Improvements

The kit as a whole is very good but if I was to make any changes I would like to see the instructions printed a little bigger to make them clearer and also the screws placed in bags with labels telling you their size. This would speed up the build particularly if it was your first time building an Intech vehicle. I would also like Intech to provide in their instructions the spring rate of the kit springs, the number of teeth on the kit spur and the final drive ratio to make setting the car up easier.

Conclusion

The whole kit went together very well and has taken about 10 hours to build. Tolerances throughout the car are precise and overall the car has little to no slop in key areas such as the arms, steering and shock mounts. Components on this car are all top notch and you certainly get a lot of standard parts that others would call hop-ups and charge you extra for.

I originally intended to build and race this car in the stock buggy class but as I built it I have come to the conclusion that it would be better suited to the modified class. The solid build and lack of smaller spur options has meant that getting the ER-12 setup for modified will be far easier than stock.

In the new year I’ll be bringing you a full race and track review of the ER-12, so bring on the 2018 season!

Rcstore.com.au are currently offering 15% off the entire Intech Racing range and throwing in free Australian postage!

If you’d like check out the full range of Intech Racing cars and products check out www.intechracing.com or to get your hands on any of the cars in the Intech Racing range, contact the Australian distributor, Duncan at duncan@rcstore.com.au or (TEL) 0408 906 326. We also need to give a huge Thankyou to the team at Intech Racing and Rcstore.com.au

Intech Racing ER-12M 2.0 buggy Lite- Unboxing Review

Intech Racing, I had never heard of them either until recently, but they are a Taiwanese manufacturer making a fresh push into the Australian market with some unique and innovative ideas. Intech Racing is a relative newcomer to Australia but they have been building cars for over ten years with a focus on continuous improvement. Intech Racing manufactures a range of off-road buggies and trucks in both 10th and 8th scale, with either electric or nitro power trains.

Intech Racing has kindly provided Aussie RC News with an ER-12M 2.0 Lite 2wd buggy to build and review. Prior to sending a test vehicle, Intech Racing contacted me to discuss which vehicle we would like to test first. After looking at their range of smart looking vehicles the ER-12M 2.0 Lite 2wd buggy stood out to me as a vehicle which would be well suited to racing and being 2wd we could put it to the test in the 2wd stock class, racing against the established brands.

The ER-12 2.0M is a rear wheel drive buggy, with a mid-mounted motor design and a narrow aluminium chassis.

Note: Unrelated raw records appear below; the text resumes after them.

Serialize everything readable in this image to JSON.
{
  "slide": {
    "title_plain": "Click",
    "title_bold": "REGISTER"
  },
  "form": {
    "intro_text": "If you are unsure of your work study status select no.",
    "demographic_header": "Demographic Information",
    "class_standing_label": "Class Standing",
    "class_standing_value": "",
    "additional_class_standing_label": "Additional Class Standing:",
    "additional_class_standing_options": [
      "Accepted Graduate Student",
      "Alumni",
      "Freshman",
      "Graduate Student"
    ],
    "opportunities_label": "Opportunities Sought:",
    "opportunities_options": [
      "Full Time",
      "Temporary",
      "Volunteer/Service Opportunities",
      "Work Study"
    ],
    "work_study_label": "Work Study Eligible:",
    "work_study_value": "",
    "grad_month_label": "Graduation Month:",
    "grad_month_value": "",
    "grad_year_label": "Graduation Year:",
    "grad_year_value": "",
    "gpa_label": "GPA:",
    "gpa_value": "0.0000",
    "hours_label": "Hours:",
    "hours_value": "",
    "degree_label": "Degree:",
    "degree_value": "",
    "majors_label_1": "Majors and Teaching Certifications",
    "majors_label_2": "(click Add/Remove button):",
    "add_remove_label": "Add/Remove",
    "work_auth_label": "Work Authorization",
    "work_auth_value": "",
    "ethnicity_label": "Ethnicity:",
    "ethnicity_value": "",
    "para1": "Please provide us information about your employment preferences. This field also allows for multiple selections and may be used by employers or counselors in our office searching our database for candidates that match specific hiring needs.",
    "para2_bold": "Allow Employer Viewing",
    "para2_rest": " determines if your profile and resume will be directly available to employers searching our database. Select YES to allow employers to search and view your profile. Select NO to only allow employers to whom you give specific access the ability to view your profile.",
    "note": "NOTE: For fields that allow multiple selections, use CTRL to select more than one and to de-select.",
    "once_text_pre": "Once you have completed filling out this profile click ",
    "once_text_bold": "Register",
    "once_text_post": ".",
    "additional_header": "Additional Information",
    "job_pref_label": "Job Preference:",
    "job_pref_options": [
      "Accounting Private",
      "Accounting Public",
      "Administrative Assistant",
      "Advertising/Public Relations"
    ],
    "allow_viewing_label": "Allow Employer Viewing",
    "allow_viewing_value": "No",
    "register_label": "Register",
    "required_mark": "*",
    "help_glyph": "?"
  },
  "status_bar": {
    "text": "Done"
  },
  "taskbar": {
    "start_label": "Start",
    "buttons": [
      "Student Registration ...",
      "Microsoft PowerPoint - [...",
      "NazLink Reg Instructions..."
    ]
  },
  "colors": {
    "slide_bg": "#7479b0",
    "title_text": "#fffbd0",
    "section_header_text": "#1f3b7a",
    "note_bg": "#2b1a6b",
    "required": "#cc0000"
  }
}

This type of design is now the most common in Australia, with rear mounted motor platforms now a rarity. Continue reading Intech Racing ER-12M 2.0 buggy Lite- Unboxing Review

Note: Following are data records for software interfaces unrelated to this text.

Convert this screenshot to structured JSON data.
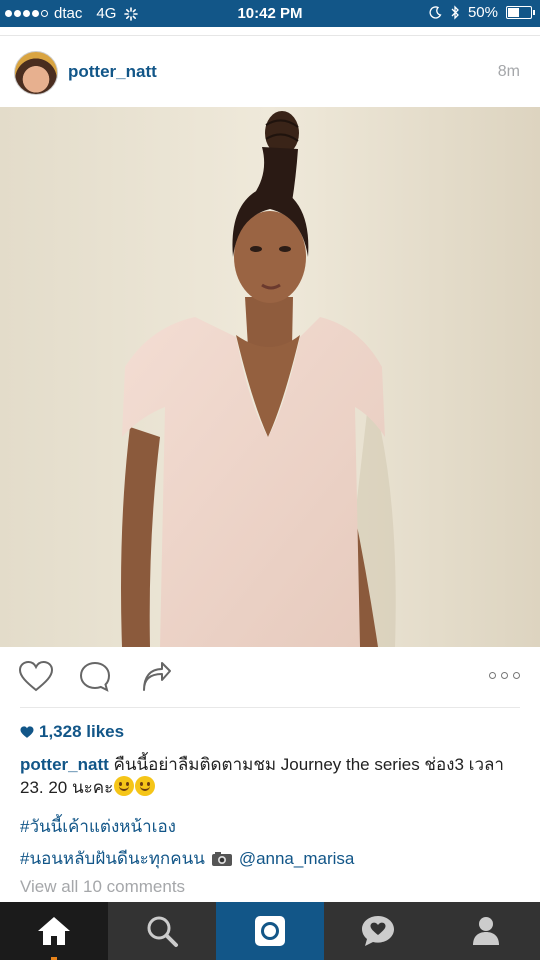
{
  "status_bar": {
    "carrier": "dtac",
    "network": "4G",
    "time": "10:42 PM",
    "battery": "50%",
    "battery_level": 0.5
  },
  "post": {
    "username": "potter_natt",
    "time_ago": "8m",
    "likes": "1,328 likes",
    "caption_user": "potter_natt",
    "caption_text": " คืนนี้อย่าลืมติดตามชม Journey the series  ช่อง3 เวลา 23. 20 นะคะ",
    "hashtag_1": "#วันนี้เค้าแต่งหน้าเอง",
    "hashtag_2": "#นอนหลับฝันดีนะทุกคนน",
    "mention": "@anna_marisa",
    "view_comments": "View all 10 comments"
  },
  "colors": {
    "brand_blue": "#125688",
    "tab_bar": "#333333",
    "muted": "#a5a7aa",
    "active_tab_mark": "#e8831a"
  },
  "icons": {
    "status": [
      "signal-dots-icon",
      "activity-spinner-icon",
      "moon-icon",
      "bluetooth-icon",
      "battery-icon"
    ],
    "actions": [
      "heart-icon",
      "comment-icon",
      "share-icon",
      "more-options-icon"
    ],
    "tabs": [
      "home-icon",
      "search-icon",
      "camera-icon",
      "activity-icon",
      "profile-icon"
    ]
  }
}
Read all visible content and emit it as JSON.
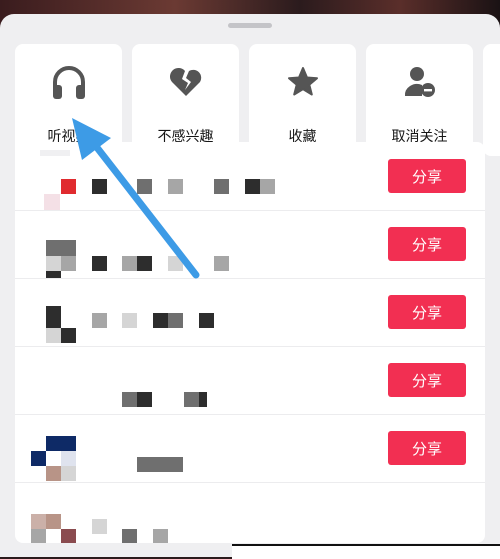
{
  "actions": [
    {
      "label": "听视频",
      "icon": "headphones-icon"
    },
    {
      "label": "不感兴趣",
      "icon": "broken-heart-icon"
    },
    {
      "label": "收藏",
      "icon": "star-icon"
    },
    {
      "label": "取消关注",
      "icon": "unfollow-user-icon"
    }
  ],
  "share_rows": [
    {
      "button": "分享"
    },
    {
      "button": "分享"
    },
    {
      "button": "分享"
    },
    {
      "button": "分享"
    },
    {
      "button": "分享"
    }
  ],
  "colors": {
    "accent": "#f22f52",
    "arrow": "#3d9be6",
    "sheet": "#efeff1"
  }
}
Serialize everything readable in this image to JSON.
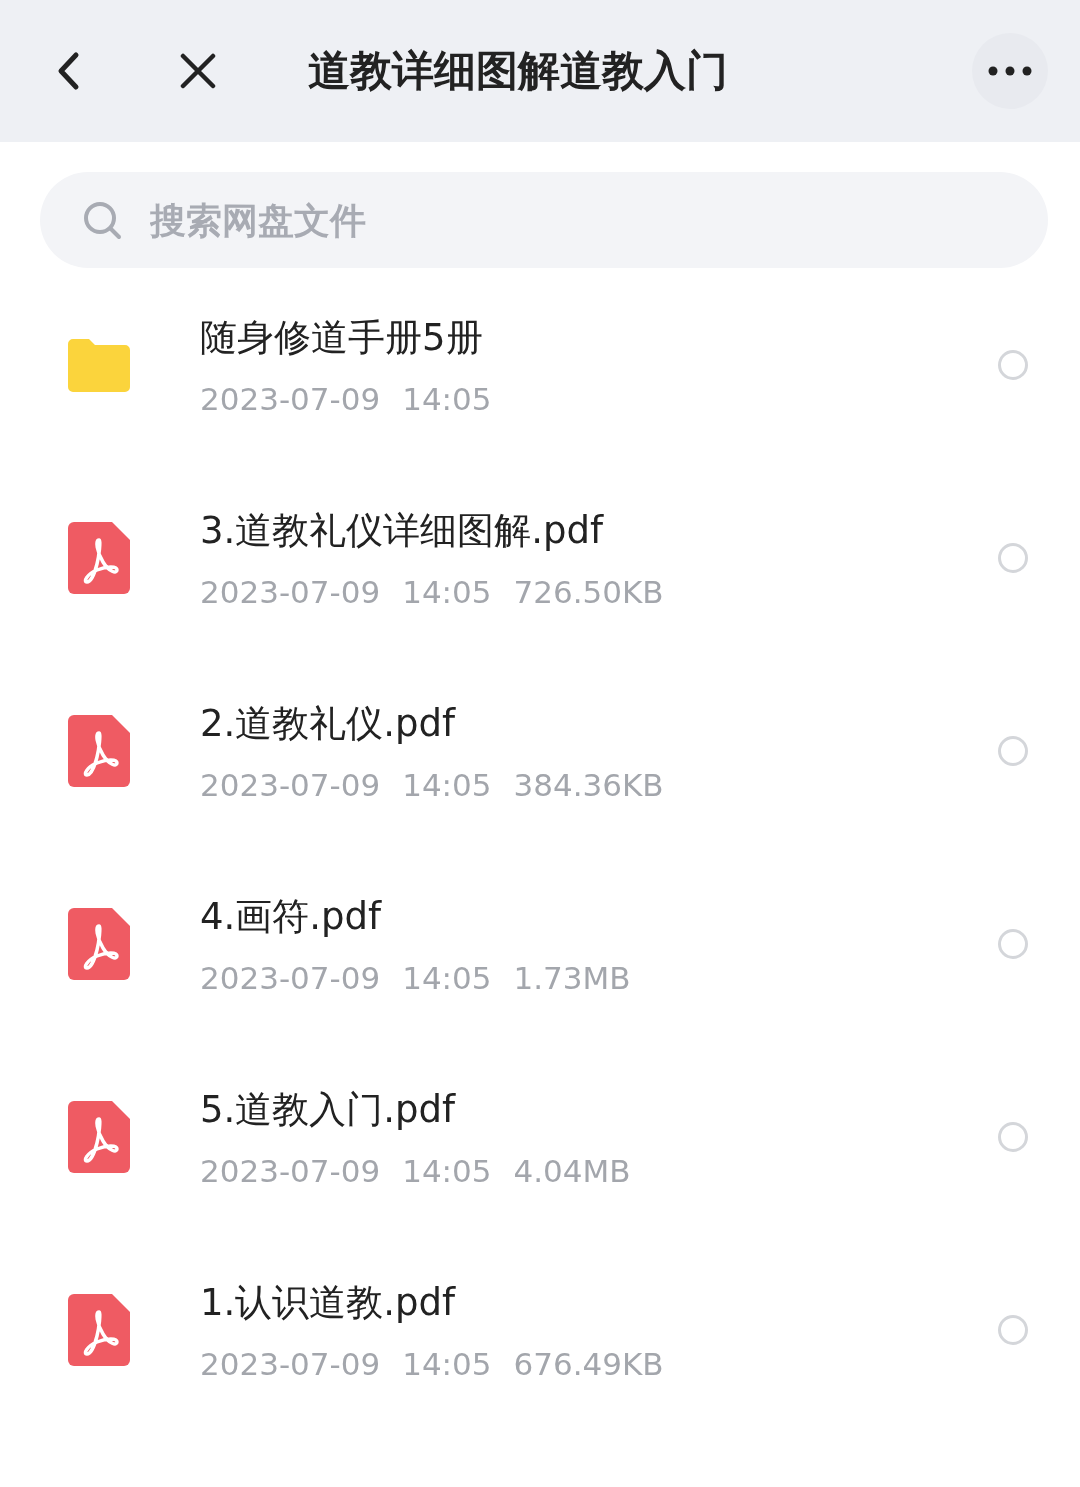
{
  "header": {
    "title": "道教详细图解道教入门"
  },
  "search": {
    "placeholder": "搜索网盘文件"
  },
  "files": [
    {
      "kind": "folder",
      "name": "随身修道手册5册",
      "date": "2023-07-09",
      "time": "14:05",
      "selected": false
    },
    {
      "kind": "pdf",
      "name": "3.道教礼仪详细图解.pdf",
      "date": "2023-07-09",
      "time": "14:05",
      "size": "726.50KB",
      "selected": false
    },
    {
      "kind": "pdf",
      "name": "2.道教礼仪.pdf",
      "date": "2023-07-09",
      "time": "14:05",
      "size": "384.36KB",
      "selected": false
    },
    {
      "kind": "pdf",
      "name": "4.画符.pdf",
      "date": "2023-07-09",
      "time": "14:05",
      "size": "1.73MB",
      "selected": false
    },
    {
      "kind": "pdf",
      "name": "5.道教入门.pdf",
      "date": "2023-07-09",
      "time": "14:05",
      "size": "4.04MB",
      "selected": false
    },
    {
      "kind": "pdf",
      "name": "1.认识道教.pdf",
      "date": "2023-07-09",
      "time": "14:05",
      "size": "676.49KB",
      "selected": false
    }
  ]
}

Postie arrived with a Team Durango Present

photoI was lucky enough to catch the postie this morning before heading to work.  Lucky because he arrived bearing gifts for me, my new DESC210R kit from Tower Hobbies. I know there is probably a new V2 version on the way, but as I have the original DEX210 the parts commonality will be helpful, as well as the price on tower being a staggeringly low $160 USD. Why so low, well as I said before, a V2 is on the way! Talking to local Team Durango Driver Leo Lorenzen, Tower sold out of the cheap kits less than a week after I ordered and they have been marked as Discontinued (although not on the TD website yet), for once I was able to take advantage of a good deal which I normally manage to miss out on.

I suppose it’s a little bittersweet as this purchase marks a transition for me from being in the HPI camp, to my race vehicles all being Team Durango, but it’s not such a bad thing really as I ave been very impressed with the one Durango I have.

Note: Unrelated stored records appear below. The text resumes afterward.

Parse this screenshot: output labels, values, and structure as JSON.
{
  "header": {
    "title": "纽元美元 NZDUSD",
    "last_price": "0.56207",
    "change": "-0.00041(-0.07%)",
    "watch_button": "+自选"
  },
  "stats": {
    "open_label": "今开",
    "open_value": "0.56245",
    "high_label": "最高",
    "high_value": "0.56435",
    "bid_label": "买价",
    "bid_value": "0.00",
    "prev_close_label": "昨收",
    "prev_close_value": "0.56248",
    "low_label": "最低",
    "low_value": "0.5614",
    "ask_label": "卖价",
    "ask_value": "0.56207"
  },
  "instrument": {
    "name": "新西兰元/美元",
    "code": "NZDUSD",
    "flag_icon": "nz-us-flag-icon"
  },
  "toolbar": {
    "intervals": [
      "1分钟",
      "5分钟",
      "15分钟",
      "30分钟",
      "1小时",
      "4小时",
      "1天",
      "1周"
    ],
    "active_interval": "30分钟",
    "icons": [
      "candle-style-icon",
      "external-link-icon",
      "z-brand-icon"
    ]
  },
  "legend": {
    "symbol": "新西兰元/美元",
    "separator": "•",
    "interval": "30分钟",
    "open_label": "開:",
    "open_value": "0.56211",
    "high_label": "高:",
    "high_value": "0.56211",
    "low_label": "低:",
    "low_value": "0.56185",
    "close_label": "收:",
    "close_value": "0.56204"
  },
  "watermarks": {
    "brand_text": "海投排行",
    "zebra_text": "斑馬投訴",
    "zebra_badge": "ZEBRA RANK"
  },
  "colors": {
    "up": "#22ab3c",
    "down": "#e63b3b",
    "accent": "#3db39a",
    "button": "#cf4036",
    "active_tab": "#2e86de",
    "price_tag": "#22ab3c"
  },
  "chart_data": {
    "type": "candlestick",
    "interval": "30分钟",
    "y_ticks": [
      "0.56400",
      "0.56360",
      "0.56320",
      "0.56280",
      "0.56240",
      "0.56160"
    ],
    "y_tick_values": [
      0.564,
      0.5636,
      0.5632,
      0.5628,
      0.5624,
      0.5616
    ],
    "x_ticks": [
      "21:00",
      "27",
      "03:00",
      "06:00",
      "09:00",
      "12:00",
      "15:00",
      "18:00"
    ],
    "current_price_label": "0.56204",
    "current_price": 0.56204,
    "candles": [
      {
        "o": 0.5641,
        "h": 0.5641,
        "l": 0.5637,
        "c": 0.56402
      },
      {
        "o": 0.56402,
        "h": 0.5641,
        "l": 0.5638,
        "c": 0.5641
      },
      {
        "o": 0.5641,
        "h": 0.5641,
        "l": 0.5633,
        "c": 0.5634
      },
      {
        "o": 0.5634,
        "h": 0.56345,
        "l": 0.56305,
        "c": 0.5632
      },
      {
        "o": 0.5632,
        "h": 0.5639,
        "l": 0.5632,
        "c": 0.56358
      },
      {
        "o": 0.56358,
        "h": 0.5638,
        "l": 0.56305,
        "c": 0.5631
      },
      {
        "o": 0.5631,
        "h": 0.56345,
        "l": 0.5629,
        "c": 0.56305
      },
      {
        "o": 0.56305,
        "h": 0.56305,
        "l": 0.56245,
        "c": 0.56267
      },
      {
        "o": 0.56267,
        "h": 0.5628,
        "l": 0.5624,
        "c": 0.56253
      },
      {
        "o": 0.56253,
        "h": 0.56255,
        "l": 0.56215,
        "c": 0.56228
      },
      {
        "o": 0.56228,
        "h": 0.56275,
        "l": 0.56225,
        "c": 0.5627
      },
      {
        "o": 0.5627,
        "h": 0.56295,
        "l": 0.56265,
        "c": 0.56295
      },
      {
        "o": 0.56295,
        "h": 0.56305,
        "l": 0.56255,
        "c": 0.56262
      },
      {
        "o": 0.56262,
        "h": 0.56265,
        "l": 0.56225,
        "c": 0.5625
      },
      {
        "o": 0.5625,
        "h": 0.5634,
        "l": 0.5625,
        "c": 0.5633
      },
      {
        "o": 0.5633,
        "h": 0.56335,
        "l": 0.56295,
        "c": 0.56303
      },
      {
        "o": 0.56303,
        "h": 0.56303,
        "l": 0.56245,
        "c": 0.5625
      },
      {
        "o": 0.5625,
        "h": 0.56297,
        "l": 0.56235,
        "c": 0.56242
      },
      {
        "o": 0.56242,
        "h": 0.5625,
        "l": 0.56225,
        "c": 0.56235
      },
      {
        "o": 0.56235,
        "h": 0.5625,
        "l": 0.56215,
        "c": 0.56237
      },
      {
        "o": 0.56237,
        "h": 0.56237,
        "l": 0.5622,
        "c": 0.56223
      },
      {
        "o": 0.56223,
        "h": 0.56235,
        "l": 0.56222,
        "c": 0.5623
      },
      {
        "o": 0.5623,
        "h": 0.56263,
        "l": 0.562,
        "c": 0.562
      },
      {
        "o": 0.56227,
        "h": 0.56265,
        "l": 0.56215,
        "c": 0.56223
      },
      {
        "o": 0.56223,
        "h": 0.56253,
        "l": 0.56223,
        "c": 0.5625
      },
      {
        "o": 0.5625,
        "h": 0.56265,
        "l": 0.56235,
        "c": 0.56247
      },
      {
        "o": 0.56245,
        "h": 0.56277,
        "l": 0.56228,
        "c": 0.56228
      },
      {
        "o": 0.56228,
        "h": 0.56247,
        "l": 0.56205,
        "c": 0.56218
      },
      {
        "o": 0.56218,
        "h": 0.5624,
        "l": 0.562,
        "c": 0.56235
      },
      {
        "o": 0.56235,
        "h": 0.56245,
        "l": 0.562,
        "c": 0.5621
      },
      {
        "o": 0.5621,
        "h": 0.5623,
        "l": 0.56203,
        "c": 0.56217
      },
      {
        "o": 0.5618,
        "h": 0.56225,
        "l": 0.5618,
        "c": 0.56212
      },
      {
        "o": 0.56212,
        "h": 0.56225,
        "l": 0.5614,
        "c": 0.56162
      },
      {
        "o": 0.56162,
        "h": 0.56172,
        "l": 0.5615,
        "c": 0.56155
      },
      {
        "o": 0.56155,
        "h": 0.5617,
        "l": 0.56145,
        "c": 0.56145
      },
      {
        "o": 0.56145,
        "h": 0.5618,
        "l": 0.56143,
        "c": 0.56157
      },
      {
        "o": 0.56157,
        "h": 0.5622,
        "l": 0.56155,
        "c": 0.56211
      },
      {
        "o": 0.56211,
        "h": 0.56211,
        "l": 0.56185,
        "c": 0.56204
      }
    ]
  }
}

So keep your eyes peeled for photos from the build, and later on a report of how it goes on the track etc.